BRUSSELS, Belgium, January 31, 2013 (ENS) – Long-term exposure to fine particles of pollutants in the air can trigger adverse birth outcomes, childhood respiratory diseases and atherosclerosis, the World Health Organization warned today.
The report on particles smaller than 2.5 micrometers, or PM2.5, also suggests a link with neurodevelopment, cognitive function and diabetes, and strengthens the causal link between PM2.5 and cardiovascular and respiratory deaths.
Particulate matter consists of a mixture of solid and liquid particles suspended in the air a mix of sulphates, nitrates, ammonium, and other substances. The main sources of man-made PM include heating in households, industrial activities and road traffic.
More than 80 percent of Europeans are exposed to particulate matter levels above the 2005 WHO Air Quality Guidelines, depriving each person of 8.6 months of life, says the health agency.
The WHO review recommends a revision of the Air Quality Guidelines for particulate matter by 2015, establishing a stricter guideline for nitrogen dioxide (NO2), and the development of a guideline for long-term average ozone concentrations.
The study, “Review of evidence on health aspects of air pollution” was conducted at the request of the European Commission in the framework of the 2013 review of the European Union’s air policy.
EU Commissioner for Environment Janez Potočnik said, “EU air policy must be based on the latest science. That is why I asked the WHO to undertake this research. The links it has found between air pollution and human health reinforce the case for scaling up our policy. It will be a key input to the 2013 air quality policy review.”
Commissioner Potočnik has declared 2013 as the Year of Air for EU policies. The plan is to highlight the importance of clean air for all and to focus on actions to improve air quality across the EU.
“Only a few years ago in the absence of clear evidence, air pollution standards and regulations were not sufficiently targeting human health,” said Zsuzsanna Jakab, WHO Regional Director for Europe. “Years of WHO-coordinated research have provided the first quantitative estimates of the burden of disease from particulate matter and have now established links between air pollutants and health outcomes.”
“We are confident that this new knowledge will ultimately lead to more stringent air pollution control policies to protect the health of European citizens,” she said.
WHO recommended a revision of the Air Quality Guidelines for particulate matter in view of recent studies showing associations between PM2.5 and mortality at levels even below the current guideline, which is fixed at 10 micrograms per cubic meter (µg/m3) annually.
WHO also recommends modifications to EU law, because the current limit value for PM2.5 in the EU’s Ambient Air Quality Directive is twice as high as WHO’s Air Quality Guidelines recommend.
Health effects of particulate matter in the air have long been known to include respiratory and cardiovascular diseases and lung cancer.
The WHO review found new evidence for effects of long-term exposures to ground-level ozone on respiratory mortality and on deaths among persons with predisposing chronic conditions.

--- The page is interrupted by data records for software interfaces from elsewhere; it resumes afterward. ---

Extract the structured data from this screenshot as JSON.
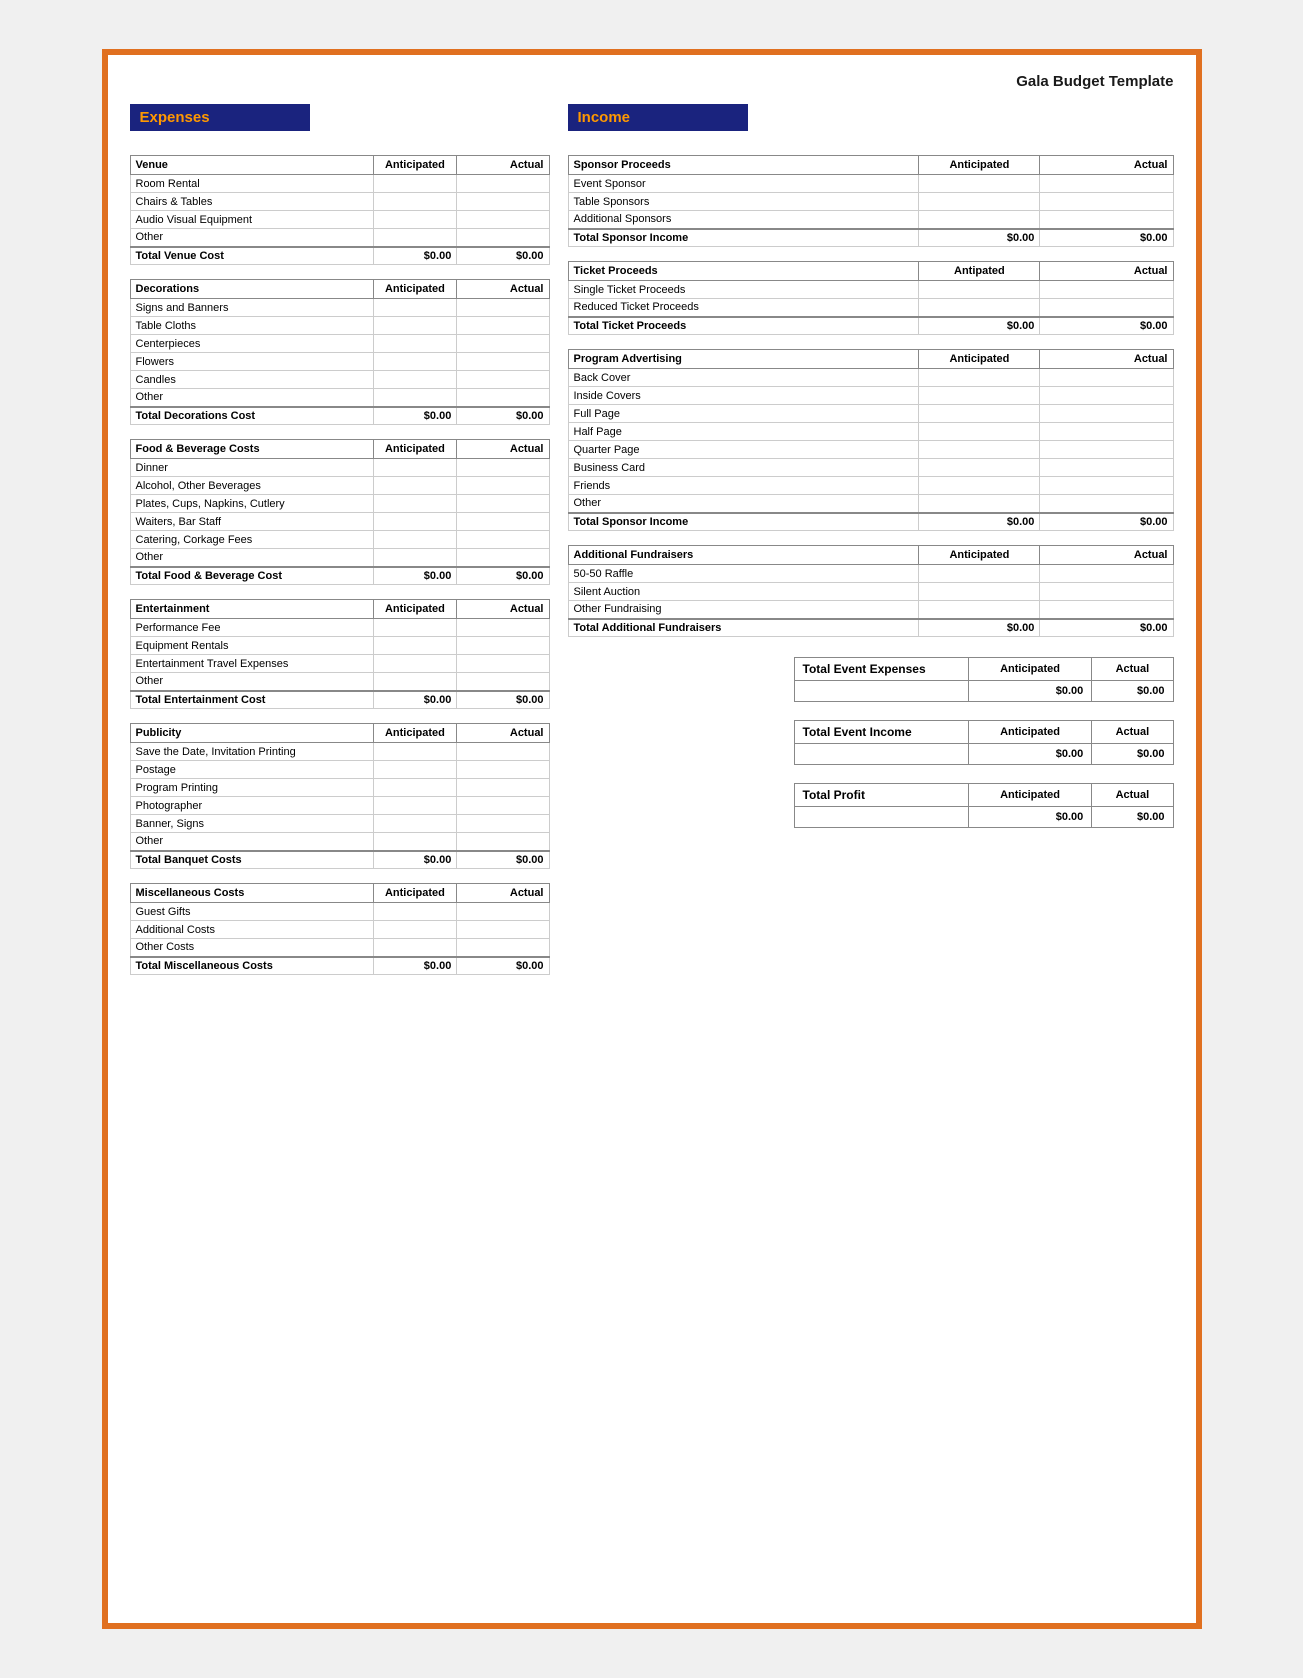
{
  "title": "Gala Budget Template",
  "sections": {
    "expenses_header": "Expenses",
    "income_header": "Income"
  },
  "expenses": {
    "venue": {
      "header": "Venue",
      "col_anticipated": "Anticipated",
      "col_actual": "Actual",
      "rows": [
        "Room Rental",
        "Chairs & Tables",
        "Audio Visual Equipment",
        "Other"
      ],
      "total_label": "Total Venue Cost",
      "total_anticipated": "$0.00",
      "total_actual": "$0.00"
    },
    "decorations": {
      "header": "Decorations",
      "col_anticipated": "Anticipated",
      "col_actual": "Actual",
      "rows": [
        "Signs and Banners",
        "Table Cloths",
        "Centerpieces",
        "Flowers",
        "Candles",
        "Other"
      ],
      "total_label": "Total Decorations Cost",
      "total_anticipated": "$0.00",
      "total_actual": "$0.00"
    },
    "food_beverage": {
      "header": "Food & Beverage Costs",
      "col_anticipated": "Anticipated",
      "col_actual": "Actual",
      "rows": [
        "Dinner",
        "Alcohol, Other Beverages",
        "Plates, Cups, Napkins, Cutlery",
        "Waiters, Bar Staff",
        "Catering, Corkage Fees",
        "Other"
      ],
      "total_label": "Total Food & Beverage Cost",
      "total_anticipated": "$0.00",
      "total_actual": "$0.00"
    },
    "entertainment": {
      "header": "Entertainment",
      "col_anticipated": "Anticipated",
      "col_actual": "Actual",
      "rows": [
        "Performance Fee",
        "Equipment Rentals",
        "Entertainment Travel Expenses",
        "Other"
      ],
      "total_label": "Total Entertainment Cost",
      "total_anticipated": "$0.00",
      "total_actual": "$0.00"
    },
    "publicity": {
      "header": "Publicity",
      "col_anticipated": "Anticipated",
      "col_actual": "Actual",
      "rows": [
        "Save the Date, Invitation Printing",
        "Postage",
        "Program Printing",
        "Photographer",
        "Banner, Signs",
        "Other"
      ],
      "total_label": "Total Banquet Costs",
      "total_anticipated": "$0.00",
      "total_actual": "$0.00"
    },
    "miscellaneous": {
      "header": "Miscellaneous Costs",
      "col_anticipated": "Anticipated",
      "col_actual": "Actual",
      "rows": [
        "Guest Gifts",
        "Additional Costs",
        "Other Costs"
      ],
      "total_label": "Total Miscellaneous Costs",
      "total_anticipated": "$0.00",
      "total_actual": "$0.00"
    }
  },
  "income": {
    "sponsor": {
      "header": "Sponsor Proceeds",
      "col_anticipated": "Anticipated",
      "col_actual": "Actual",
      "rows": [
        "Event Sponsor",
        "Table Sponsors",
        "Additional Sponsors"
      ],
      "total_label": "Total Sponsor Income",
      "total_anticipated": "$0.00",
      "total_actual": "$0.00"
    },
    "ticket": {
      "header": "Ticket Proceeds",
      "col_anticipated": "Antipated",
      "col_actual": "Actual",
      "rows": [
        "Single Ticket Proceeds",
        "Reduced Ticket Proceeds"
      ],
      "total_label": "Total Ticket Proceeds",
      "total_anticipated": "$0.00",
      "total_actual": "$0.00"
    },
    "advertising": {
      "header": "Program Advertising",
      "col_anticipated": "Anticipated",
      "col_actual": "Actual",
      "rows": [
        "Back Cover",
        "Inside Covers",
        "Full Page",
        "Half Page",
        "Quarter Page",
        "Business Card",
        "Friends",
        "Other"
      ],
      "total_label": "Total Sponsor Income",
      "total_anticipated": "$0.00",
      "total_actual": "$0.00"
    },
    "fundraisers": {
      "header": "Additional Fundraisers",
      "col_anticipated": "Anticipated",
      "col_actual": "Actual",
      "rows": [
        "50-50 Raffle",
        "Silent Auction",
        "Other Fundraising"
      ],
      "total_label": "Total Additional Fundraisers",
      "total_anticipated": "$0.00",
      "total_actual": "$0.00"
    }
  },
  "summary": {
    "total_expenses": {
      "label": "Total Event Expenses",
      "col_anticipated": "Anticipated",
      "col_actual": "Actual",
      "val_anticipated": "$0.00",
      "val_actual": "$0.00"
    },
    "total_income": {
      "label": "Total Event Income",
      "col_anticipated": "Anticipated",
      "col_actual": "Actual",
      "val_anticipated": "$0.00",
      "val_actual": "$0.00"
    },
    "total_profit": {
      "label": "Total Profit",
      "col_anticipated": "Anticipated",
      "col_actual": "Actual",
      "val_anticipated": "$0.00",
      "val_actual": "$0.00"
    }
  }
}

Ozone exposure also impacts cognitive development and reproductive health, including preterm birth, the WHO study found.
This adds to previous findings on short-term effects which are the focus of current regulation.
The review recommends the development of an Air Quality Directive for long-term average ozone concentrations.

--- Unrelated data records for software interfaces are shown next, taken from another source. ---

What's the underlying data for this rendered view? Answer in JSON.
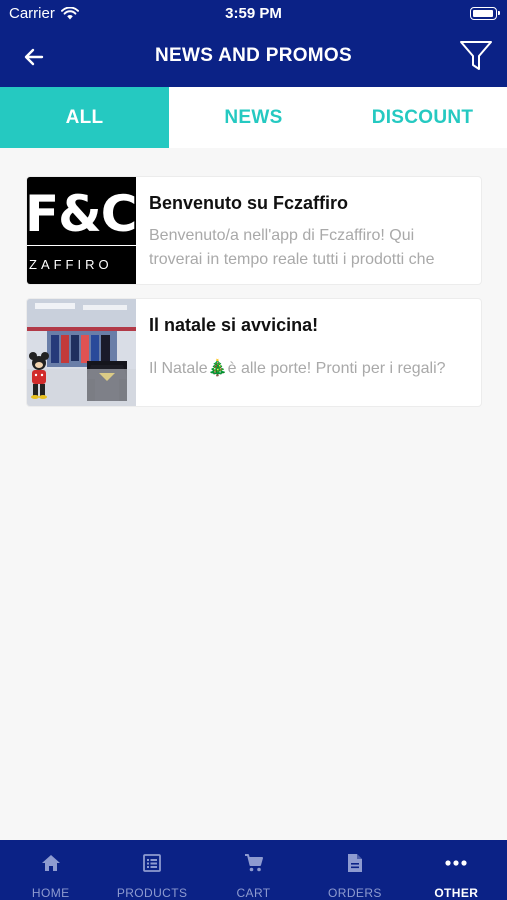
{
  "status": {
    "carrier": "Carrier",
    "time": "3:59 PM"
  },
  "header": {
    "title": "NEWS AND PROMOS"
  },
  "tabs": [
    {
      "label": "ALL",
      "active": true
    },
    {
      "label": "NEWS",
      "active": false
    },
    {
      "label": "DISCOUNT",
      "active": false
    }
  ],
  "items": [
    {
      "title": "Benvenuto su Fczaffiro",
      "body": "Benvenuto/a nell'app di Fczaffiro! Qui troverai in tempo reale tutti i prodotti che",
      "logo_main": "F&C",
      "logo_sub": "ZAFFIRO"
    },
    {
      "title": "Il natale si avvicina!",
      "body_before": "Il Natale",
      "body_emoji": "🎄",
      "body_after": "è alle porte! Pronti per i regali?"
    }
  ],
  "bottom_nav": [
    {
      "label": "HOME",
      "icon": "home-icon"
    },
    {
      "label": "PRODUCTS",
      "icon": "list-icon"
    },
    {
      "label": "CART",
      "icon": "cart-icon"
    },
    {
      "label": "ORDERS",
      "icon": "document-icon"
    },
    {
      "label": "OTHER",
      "icon": "more-icon",
      "active": true
    }
  ],
  "colors": {
    "primary": "#0b2286",
    "accent": "#25c9c1",
    "muted_text": "#a9a9a9"
  }
}
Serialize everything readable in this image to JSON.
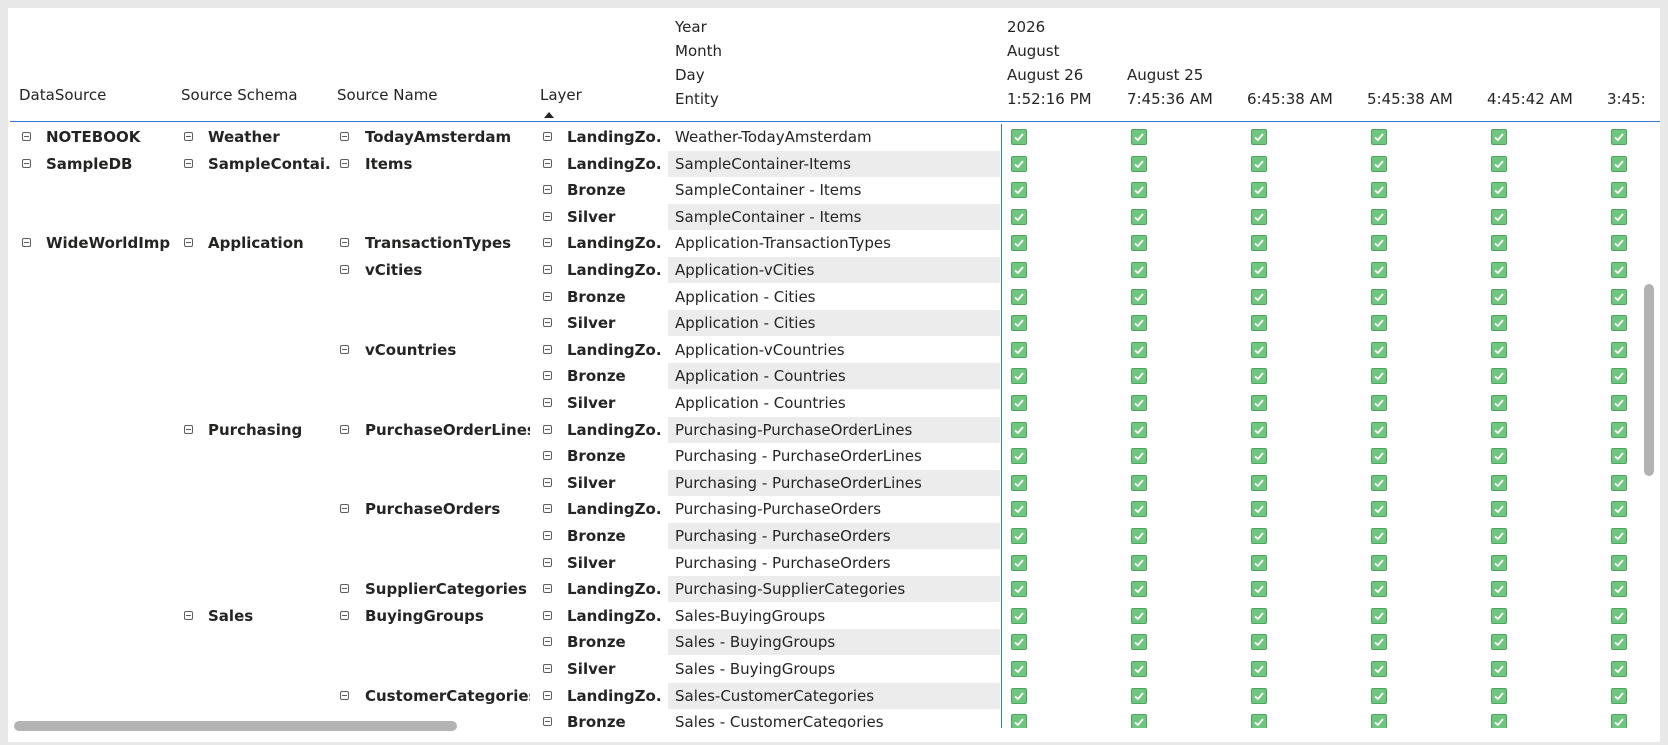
{
  "headers": {
    "datasource": "DataSource",
    "source_schema": "Source Schema",
    "source_name": "Source Name",
    "layer": "Layer",
    "year_label": "Year",
    "month_label": "Month",
    "day_label": "Day",
    "entity_label": "Entity",
    "year_value": "2026",
    "month_value": "August",
    "days": [
      "August 26",
      "August 25"
    ],
    "times": [
      "1:52:16 PM",
      "7:45:36 AM",
      "6:45:38 AM",
      "5:45:38 AM",
      "4:45:42 AM",
      "3:45:"
    ]
  },
  "rows": [
    {
      "ds": "NOTEBOOK",
      "schema": "Weather",
      "name": "TodayAmsterdam",
      "layer": "LandingZo...",
      "entity": "Weather-TodayAmsterdam"
    },
    {
      "ds": "SampleDB",
      "schema": "SampleContai...",
      "name": "Items",
      "layer": "LandingZo...",
      "entity": "SampleContainer-Items"
    },
    {
      "ds": "",
      "schema": "",
      "name": "",
      "layer": "Bronze",
      "entity": "SampleContainer - Items"
    },
    {
      "ds": "",
      "schema": "",
      "name": "",
      "layer": "Silver",
      "entity": "SampleContainer - Items"
    },
    {
      "ds": "WideWorldImp...",
      "schema": "Application",
      "name": "TransactionTypes",
      "layer": "LandingZo...",
      "entity": "Application-TransactionTypes"
    },
    {
      "ds": "",
      "schema": "",
      "name": "vCities",
      "layer": "LandingZo...",
      "entity": "Application-vCities"
    },
    {
      "ds": "",
      "schema": "",
      "name": "",
      "layer": "Bronze",
      "entity": "Application - Cities"
    },
    {
      "ds": "",
      "schema": "",
      "name": "",
      "layer": "Silver",
      "entity": "Application - Cities"
    },
    {
      "ds": "",
      "schema": "",
      "name": "vCountries",
      "layer": "LandingZo...",
      "entity": "Application-vCountries"
    },
    {
      "ds": "",
      "schema": "",
      "name": "",
      "layer": "Bronze",
      "entity": "Application - Countries"
    },
    {
      "ds": "",
      "schema": "",
      "name": "",
      "layer": "Silver",
      "entity": "Application - Countries"
    },
    {
      "ds": "",
      "schema": "Purchasing",
      "name": "PurchaseOrderLines",
      "layer": "LandingZo...",
      "entity": "Purchasing-PurchaseOrderLines"
    },
    {
      "ds": "",
      "schema": "",
      "name": "",
      "layer": "Bronze",
      "entity": "Purchasing - PurchaseOrderLines"
    },
    {
      "ds": "",
      "schema": "",
      "name": "",
      "layer": "Silver",
      "entity": "Purchasing - PurchaseOrderLines"
    },
    {
      "ds": "",
      "schema": "",
      "name": "PurchaseOrders",
      "layer": "LandingZo...",
      "entity": "Purchasing-PurchaseOrders"
    },
    {
      "ds": "",
      "schema": "",
      "name": "",
      "layer": "Bronze",
      "entity": "Purchasing - PurchaseOrders"
    },
    {
      "ds": "",
      "schema": "",
      "name": "",
      "layer": "Silver",
      "entity": "Purchasing - PurchaseOrders"
    },
    {
      "ds": "",
      "schema": "",
      "name": "SupplierCategories",
      "layer": "LandingZo...",
      "entity": "Purchasing-SupplierCategories"
    },
    {
      "ds": "",
      "schema": "Sales",
      "name": "BuyingGroups",
      "layer": "LandingZo...",
      "entity": "Sales-BuyingGroups"
    },
    {
      "ds": "",
      "schema": "",
      "name": "",
      "layer": "Bronze",
      "entity": "Sales - BuyingGroups"
    },
    {
      "ds": "",
      "schema": "",
      "name": "",
      "layer": "Silver",
      "entity": "Sales - BuyingGroups"
    },
    {
      "ds": "",
      "schema": "",
      "name": "CustomerCategories",
      "layer": "LandingZo...",
      "entity": "Sales-CustomerCategories"
    },
    {
      "ds": "",
      "schema": "",
      "name": "",
      "layer": "Bronze",
      "entity": "Sales - CustomerCategories"
    }
  ],
  "check_icon": "checkbox-checked-icon",
  "collapse_icon": "collapse-minus-icon",
  "colors": {
    "check_fill": "#6fc67f",
    "accent_line": "#3a78d6",
    "alt_row": "#ececec"
  }
}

A new guideline is recommended for NO2, a toxic gas produced by the combustion process in heating, power generation and especially vehicle engines.
New studies have associated short-term and long-term exposure to NO2 with mortality, hospital admissions, and respiratory symptoms at concentrations at or below the current EU limit values, which are set at the same level as the WHO guidelines.

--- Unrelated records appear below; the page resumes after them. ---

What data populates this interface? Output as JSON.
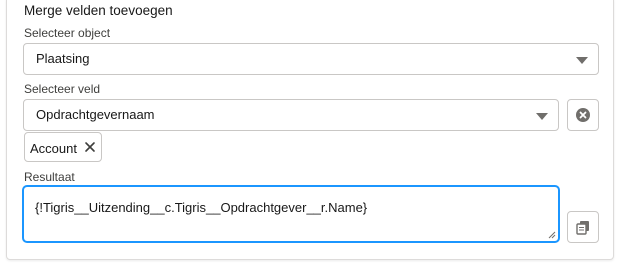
{
  "title": "Merge velden toevoegen",
  "object_section": {
    "label": "Selecteer object",
    "selected": "Plaatsing"
  },
  "field_section": {
    "label": "Selecteer veld",
    "selected": "Opdrachtgevernaam",
    "clear_icon": "circle-x-icon",
    "pill": {
      "label": "Account",
      "remove_icon": "close-icon"
    }
  },
  "result_section": {
    "label": "Resultaat",
    "value": "{!Tigris__Uitzending__c.Tigris__Opdrachtgever__r.Name}",
    "copy_icon": "copy-icon"
  },
  "colors": {
    "focus_border": "#1b96ff",
    "border": "#c9c7c5",
    "icon": "#706e6b"
  }
}
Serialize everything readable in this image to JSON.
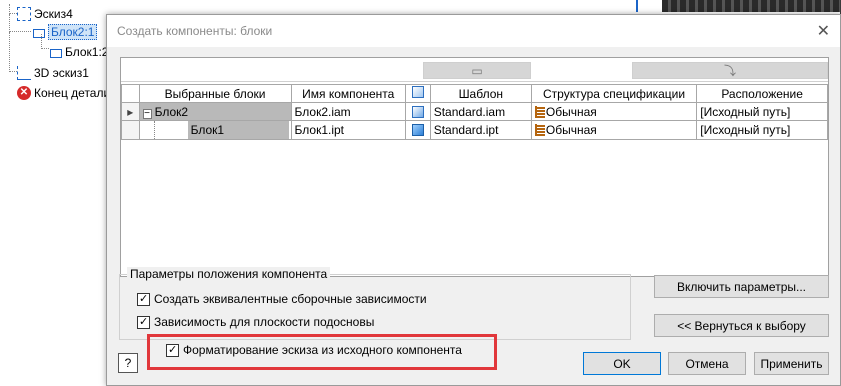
{
  "tree": {
    "items": [
      {
        "label": "Эскиз4",
        "icon": "sketch-icon"
      },
      {
        "label": "Блок2:1",
        "icon": "block-icon",
        "selected": true
      },
      {
        "label": "Блок1:2",
        "icon": "block-icon"
      },
      {
        "label": "3D эскиз1",
        "icon": "sketch-3d-icon"
      },
      {
        "label": "Конец детали",
        "icon": "end-of-part-icon"
      }
    ]
  },
  "dialog": {
    "title": "Создать компоненты: блоки",
    "close_glyph": "✕",
    "toolbar": {
      "btn1_glyph": "▭",
      "btn2_glyph": "⤵"
    },
    "grid": {
      "columns": [
        "Выбранные блоки",
        "Имя компонента",
        "",
        "Шаблон",
        "Структура спецификации",
        "Расположение"
      ],
      "rows": [
        {
          "marker": "▸",
          "expander": "−",
          "block": "Блок2",
          "component": "Блок2.iam",
          "icon": "assembly-icon",
          "template": "Standard.iam",
          "bom": "Обычная",
          "location": "[Исходный путь]"
        },
        {
          "marker": "",
          "expander": "",
          "block": "Блок1",
          "component": "Блок1.ipt",
          "icon": "part-icon",
          "template": "Standard.ipt",
          "bom": "Обычная",
          "location": "[Исходный путь]"
        }
      ]
    },
    "group": {
      "legend": "Параметры положения компонента",
      "options": [
        {
          "label": "Создать эквивалентные сборочные зависимости",
          "checked": true
        },
        {
          "label": "Зависимость для плоскости подосновы",
          "checked": true
        }
      ]
    },
    "format_option": {
      "label": "Форматирование эскиза из исходного компонента",
      "checked": true
    },
    "buttons": {
      "include_params": "Включить параметры...",
      "back_to_selection": "<< Вернуться к выбору",
      "ok": "OK",
      "cancel": "Отмена",
      "apply": "Применить",
      "help": "?"
    },
    "colors": {
      "highlight": "#e1373b",
      "accent": "#0078d7"
    }
  }
}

The 2005 WHO Air quality guidelines are designed to offer global guidance on reducing the health impacts of air pollution.
While the original guidelines had a European scope, the latest 2005 guidelines apply worldwide and are based on expert evaluation of current scientific evidence. They recommend limits for the concentration of particulate matter, ground-level ozone, nitrogen dioxide and sulfur dioxide.